### Action item
All of the data is to be copied without a single change.

### Records shown
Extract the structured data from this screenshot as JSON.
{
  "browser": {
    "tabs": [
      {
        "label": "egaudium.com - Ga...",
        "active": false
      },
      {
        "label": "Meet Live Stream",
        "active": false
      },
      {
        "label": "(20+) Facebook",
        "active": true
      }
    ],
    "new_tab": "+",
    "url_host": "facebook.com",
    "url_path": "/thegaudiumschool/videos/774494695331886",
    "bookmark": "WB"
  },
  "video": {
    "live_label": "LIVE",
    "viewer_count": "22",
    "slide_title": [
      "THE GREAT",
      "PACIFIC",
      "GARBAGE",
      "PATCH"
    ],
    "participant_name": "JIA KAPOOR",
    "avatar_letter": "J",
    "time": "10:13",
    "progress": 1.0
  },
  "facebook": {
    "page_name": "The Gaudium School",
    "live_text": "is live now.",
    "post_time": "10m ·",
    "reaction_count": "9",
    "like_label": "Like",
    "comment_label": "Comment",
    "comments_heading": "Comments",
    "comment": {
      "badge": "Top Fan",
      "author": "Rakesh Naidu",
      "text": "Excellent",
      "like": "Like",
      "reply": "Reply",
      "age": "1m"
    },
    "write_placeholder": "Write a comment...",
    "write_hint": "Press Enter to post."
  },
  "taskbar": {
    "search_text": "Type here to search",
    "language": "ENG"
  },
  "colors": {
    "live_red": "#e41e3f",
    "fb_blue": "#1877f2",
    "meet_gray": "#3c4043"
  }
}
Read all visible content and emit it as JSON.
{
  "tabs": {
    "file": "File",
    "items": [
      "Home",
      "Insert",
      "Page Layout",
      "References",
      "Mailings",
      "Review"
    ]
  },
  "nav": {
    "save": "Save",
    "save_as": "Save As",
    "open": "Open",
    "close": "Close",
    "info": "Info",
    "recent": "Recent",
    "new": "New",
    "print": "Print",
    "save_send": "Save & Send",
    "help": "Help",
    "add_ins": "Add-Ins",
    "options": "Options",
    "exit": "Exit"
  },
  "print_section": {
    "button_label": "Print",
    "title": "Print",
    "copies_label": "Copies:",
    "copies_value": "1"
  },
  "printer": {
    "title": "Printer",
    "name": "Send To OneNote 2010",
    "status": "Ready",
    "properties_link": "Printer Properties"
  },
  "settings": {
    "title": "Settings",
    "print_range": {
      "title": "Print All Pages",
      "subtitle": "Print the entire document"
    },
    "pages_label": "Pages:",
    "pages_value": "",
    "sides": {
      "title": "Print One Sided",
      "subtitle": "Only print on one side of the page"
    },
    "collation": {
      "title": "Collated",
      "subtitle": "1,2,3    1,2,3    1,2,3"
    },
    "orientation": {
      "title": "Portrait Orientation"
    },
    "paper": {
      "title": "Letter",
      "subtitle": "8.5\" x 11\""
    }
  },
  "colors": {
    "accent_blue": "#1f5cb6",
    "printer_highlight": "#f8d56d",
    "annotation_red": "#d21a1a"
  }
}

### Answer box
Extract the structured data from this screenshot as JSON.
{
  "browser": {
    "tabs": [
      {
        "label": "egaudium.com - Ga...",
        "active": false
      },
      {
        "label": "Meet Live Stream",
        "active": false
      },
      {
        "label": "(20+) Facebook",
        "active": true
      }
    ],
    "new_tab": "+",
    "url_host": "facebook.com",
    "url_path": "/thegaudiumschool/videos/774494695331886",
    "bookmark": "WB"
  },
  "video": {
    "live_label": "LIVE",
    "viewer_count": "22",
    "slide_title": [
      "THE GREAT",
      "PACIFIC",
      "GARBAGE",
      "PATCH"
    ],
    "participant_name": "JIA KAPOOR",
    "avatar_letter": "J",
    "time": "10:13",
    "progress": 1.0
  },
  "facebook": {
    "page_name": "The Gaudium School",
    "live_text": "is live now.",
    "post_time": "10m ·",
    "reaction_count": "9",
    "like_label": "Like",
    "comment_label": "Comment",
    "comments_heading": "Comments",
    "comment": {
      "badge": "Top Fan",
      "author": "Rakesh Naidu",
      "text": "Excellent",
      "like": "Like",
      "reply": "Reply",
      "age": "1m"
    },
    "write_placeholder": "Write a comment...",
    "write_hint": "Press Enter to post."
  },
  "taskbar": {
    "search_text": "Type here to search",
    "language": "ENG"
  },
  "colors": {
    "live_red": "#e41e3f",
    "fb_blue": "#1877f2",
    "meet_gray": "#3c4043"
  }
}
Read all visible content and emit it as JSON.
{
  "tabs": {
    "file": "File",
    "items": [
      "Home",
      "Insert",
      "Page Layout",
      "References",
      "Mailings",
      "Review"
    ]
  },
  "nav": {
    "save": "Save",
    "save_as": "Save As",
    "open": "Open",
    "close": "Close",
    "info": "Info",
    "recent": "Recent",
    "new": "New",
    "print": "Print",
    "save_send": "Save & Send",
    "help": "Help",
    "add_ins": "Add-Ins",
    "options": "Options",
    "exit": "Exit"
  },
  "print_section": {
    "button_label": "Print",
    "title": "Print",
    "copies_label": "Copies:",
    "copies_value": "1"
  },
  "printer": {
    "title": "Printer",
    "name": "Send To OneNote 2010",
    "status": "Ready",
    "properties_link": "Printer Properties"
  },
  "settings": {
    "title": "Settings",
    "print_range": {
      "title": "Print All Pages",
      "subtitle": "Print the entire document"
    },
    "pages_label": "Pages:",
    "pages_value": "",
    "sides": {
      "title": "Print One Sided",
      "subtitle": "Only print on one side of the page"
    },
    "collation": {
      "title": "Collated",
      "subtitle": "1,2,3    1,2,3    1,2,3"
    },
    "orientation": {
      "title": "Portrait Orientation"
    },
    "paper": {
      "title": "Letter",
      "subtitle": "8.5\" x 11\""
    }
  },
  "colors": {
    "accent_blue": "#1f5cb6",
    "printer_highlight": "#f8d56d",
    "annotation_red": "#d21a1a"
  }
}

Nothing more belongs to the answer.